- _Entries shown_:
•••

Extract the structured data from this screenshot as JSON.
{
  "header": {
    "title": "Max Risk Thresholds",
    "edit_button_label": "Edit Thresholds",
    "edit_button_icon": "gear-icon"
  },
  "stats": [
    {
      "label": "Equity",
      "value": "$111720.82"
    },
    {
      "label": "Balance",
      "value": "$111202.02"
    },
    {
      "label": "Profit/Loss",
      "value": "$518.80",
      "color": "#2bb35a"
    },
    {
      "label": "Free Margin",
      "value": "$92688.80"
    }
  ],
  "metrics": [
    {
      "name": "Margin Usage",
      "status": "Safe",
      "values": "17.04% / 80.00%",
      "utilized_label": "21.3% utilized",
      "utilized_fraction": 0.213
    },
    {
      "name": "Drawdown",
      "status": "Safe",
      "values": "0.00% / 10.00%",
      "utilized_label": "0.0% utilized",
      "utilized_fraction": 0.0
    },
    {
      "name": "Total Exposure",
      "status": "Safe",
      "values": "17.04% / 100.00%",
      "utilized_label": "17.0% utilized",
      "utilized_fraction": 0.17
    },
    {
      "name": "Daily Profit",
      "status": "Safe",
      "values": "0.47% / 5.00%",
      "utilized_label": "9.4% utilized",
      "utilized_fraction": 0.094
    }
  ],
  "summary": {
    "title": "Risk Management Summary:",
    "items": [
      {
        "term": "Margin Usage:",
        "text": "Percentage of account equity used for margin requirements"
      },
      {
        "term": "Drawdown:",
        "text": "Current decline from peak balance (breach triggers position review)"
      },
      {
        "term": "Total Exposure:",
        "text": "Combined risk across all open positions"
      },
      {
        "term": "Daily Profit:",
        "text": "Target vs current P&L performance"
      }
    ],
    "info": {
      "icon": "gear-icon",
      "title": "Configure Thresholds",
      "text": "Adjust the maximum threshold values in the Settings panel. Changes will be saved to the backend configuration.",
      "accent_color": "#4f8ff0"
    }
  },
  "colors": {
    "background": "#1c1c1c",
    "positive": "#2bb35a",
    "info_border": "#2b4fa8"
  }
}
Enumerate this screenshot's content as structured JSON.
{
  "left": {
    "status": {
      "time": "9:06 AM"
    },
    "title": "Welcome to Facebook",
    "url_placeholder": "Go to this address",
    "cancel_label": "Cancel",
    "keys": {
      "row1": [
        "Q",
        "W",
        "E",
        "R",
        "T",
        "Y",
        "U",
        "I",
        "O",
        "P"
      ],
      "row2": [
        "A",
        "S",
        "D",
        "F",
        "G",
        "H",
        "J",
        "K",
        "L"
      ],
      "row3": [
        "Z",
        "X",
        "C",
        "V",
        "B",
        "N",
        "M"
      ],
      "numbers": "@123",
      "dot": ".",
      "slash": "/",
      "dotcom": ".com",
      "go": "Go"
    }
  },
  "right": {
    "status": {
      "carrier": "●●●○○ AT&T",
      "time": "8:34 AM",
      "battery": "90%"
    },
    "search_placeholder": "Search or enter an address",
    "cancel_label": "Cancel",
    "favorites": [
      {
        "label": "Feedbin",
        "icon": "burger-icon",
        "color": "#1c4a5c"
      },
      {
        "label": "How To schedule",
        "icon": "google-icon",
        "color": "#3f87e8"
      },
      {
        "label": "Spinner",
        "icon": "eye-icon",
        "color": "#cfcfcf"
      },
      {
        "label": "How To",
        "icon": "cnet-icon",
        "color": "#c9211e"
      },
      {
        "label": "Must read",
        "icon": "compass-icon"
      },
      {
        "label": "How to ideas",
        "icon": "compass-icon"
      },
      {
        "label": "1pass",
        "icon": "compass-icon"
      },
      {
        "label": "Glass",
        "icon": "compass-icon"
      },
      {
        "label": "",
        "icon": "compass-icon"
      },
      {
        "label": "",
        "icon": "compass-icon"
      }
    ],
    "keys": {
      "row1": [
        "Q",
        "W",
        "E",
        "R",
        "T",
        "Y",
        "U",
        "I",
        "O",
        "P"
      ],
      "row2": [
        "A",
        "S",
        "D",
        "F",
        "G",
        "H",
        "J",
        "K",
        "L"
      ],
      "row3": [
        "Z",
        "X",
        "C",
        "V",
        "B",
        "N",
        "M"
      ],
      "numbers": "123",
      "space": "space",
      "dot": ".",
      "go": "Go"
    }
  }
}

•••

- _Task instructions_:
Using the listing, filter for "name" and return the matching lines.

- _Written answer_:
      "name": "Margin Usage",
      "name": "Drawdown",
      "name": "Total Exposure",
      "name": "Daily Profit",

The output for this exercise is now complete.